Chloride channels have several functions, including the regulation of cell volume, stabilizing membrane potential, signal transduction and transepithelial transport. The plasma membrane Cl- channels already cloned belong to different structural classes: ligand-gated channels, voltage-gated channels, and possibly transporters of the ATP-binding-cassette type (if the cystic fibrosis transmembrane regulator is a Cl- channel). The importance of chloride channels is illustrated by the phenotypes that can result from their malfunction: cystic fibrosis, in which transepithelial transport is impaired, and myotonia, in which ClC-1, the principal skeletal muscle Cl- channel, is defective. Here we report the properties of ClC-2, a new member of the voltage-gated Cl- channel family. Its sequence is approximately 50% identical to either the Torpedo electroplax Cl- channel, ClC-0 (ref. 8), or the rat muscle Cl- channel, ClC-1 (ref. 9). Isolated initially from rat heart and brain, it is also expressed in pancreas, lung and liver, for example, and in pure cell lines of fibroblastic, neuronal, and epithelial origin, including tissues and cells affected by cystic fibrosis. Expression in Xenopus oocytes induces Cl- currents that activate slowly upon hyperpolarization and display a linear instantaneous current-voltage relationship. The conductivity sequence is Cl- greater than or equal to Br- greater than I-. The presence of ClC-2 in such different cell types contrasts with the highly specialized expression of ClC-1 (ref. 9) and also with the cloned cation channels, and suggests that its function is important for most cells.

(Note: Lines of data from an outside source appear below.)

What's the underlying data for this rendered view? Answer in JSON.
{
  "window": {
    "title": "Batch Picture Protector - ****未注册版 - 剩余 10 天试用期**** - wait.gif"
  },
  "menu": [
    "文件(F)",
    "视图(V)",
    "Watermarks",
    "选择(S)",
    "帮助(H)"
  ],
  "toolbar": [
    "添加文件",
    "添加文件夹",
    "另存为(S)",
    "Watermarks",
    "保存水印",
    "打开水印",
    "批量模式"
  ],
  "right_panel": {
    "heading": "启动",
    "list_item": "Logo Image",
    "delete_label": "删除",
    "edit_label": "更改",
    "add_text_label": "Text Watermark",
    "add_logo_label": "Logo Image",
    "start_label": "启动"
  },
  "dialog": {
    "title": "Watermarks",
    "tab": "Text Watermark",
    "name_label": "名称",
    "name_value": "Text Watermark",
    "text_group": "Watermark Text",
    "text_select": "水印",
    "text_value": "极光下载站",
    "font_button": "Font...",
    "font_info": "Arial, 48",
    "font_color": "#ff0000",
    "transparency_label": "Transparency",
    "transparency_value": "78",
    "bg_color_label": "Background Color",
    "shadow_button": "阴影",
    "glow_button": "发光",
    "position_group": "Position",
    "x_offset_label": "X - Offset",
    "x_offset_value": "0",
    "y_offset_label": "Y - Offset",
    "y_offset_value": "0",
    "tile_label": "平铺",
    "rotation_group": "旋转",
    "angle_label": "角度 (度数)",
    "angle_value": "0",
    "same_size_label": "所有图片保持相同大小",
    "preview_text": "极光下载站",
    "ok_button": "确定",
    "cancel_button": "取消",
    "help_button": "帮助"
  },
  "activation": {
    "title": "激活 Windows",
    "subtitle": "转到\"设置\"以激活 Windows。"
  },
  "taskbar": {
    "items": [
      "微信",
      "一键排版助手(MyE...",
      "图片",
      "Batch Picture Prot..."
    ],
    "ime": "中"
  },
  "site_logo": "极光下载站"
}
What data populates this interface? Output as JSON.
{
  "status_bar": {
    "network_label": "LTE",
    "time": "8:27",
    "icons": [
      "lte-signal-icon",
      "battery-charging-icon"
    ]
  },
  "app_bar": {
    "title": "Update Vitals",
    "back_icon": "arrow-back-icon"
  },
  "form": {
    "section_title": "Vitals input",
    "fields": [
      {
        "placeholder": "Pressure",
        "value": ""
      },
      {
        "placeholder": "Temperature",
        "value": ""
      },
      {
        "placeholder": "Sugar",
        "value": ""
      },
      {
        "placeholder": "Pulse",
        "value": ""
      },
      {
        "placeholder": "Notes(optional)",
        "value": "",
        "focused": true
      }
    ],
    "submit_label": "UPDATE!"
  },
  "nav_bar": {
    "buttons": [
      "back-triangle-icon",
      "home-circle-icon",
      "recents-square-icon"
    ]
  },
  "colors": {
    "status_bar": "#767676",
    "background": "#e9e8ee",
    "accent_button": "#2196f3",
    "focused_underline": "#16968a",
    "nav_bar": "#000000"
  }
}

PubMed ID: 1311421
Article link: Nature

Species referenced: Xenopus
Genes referenced: uqcc6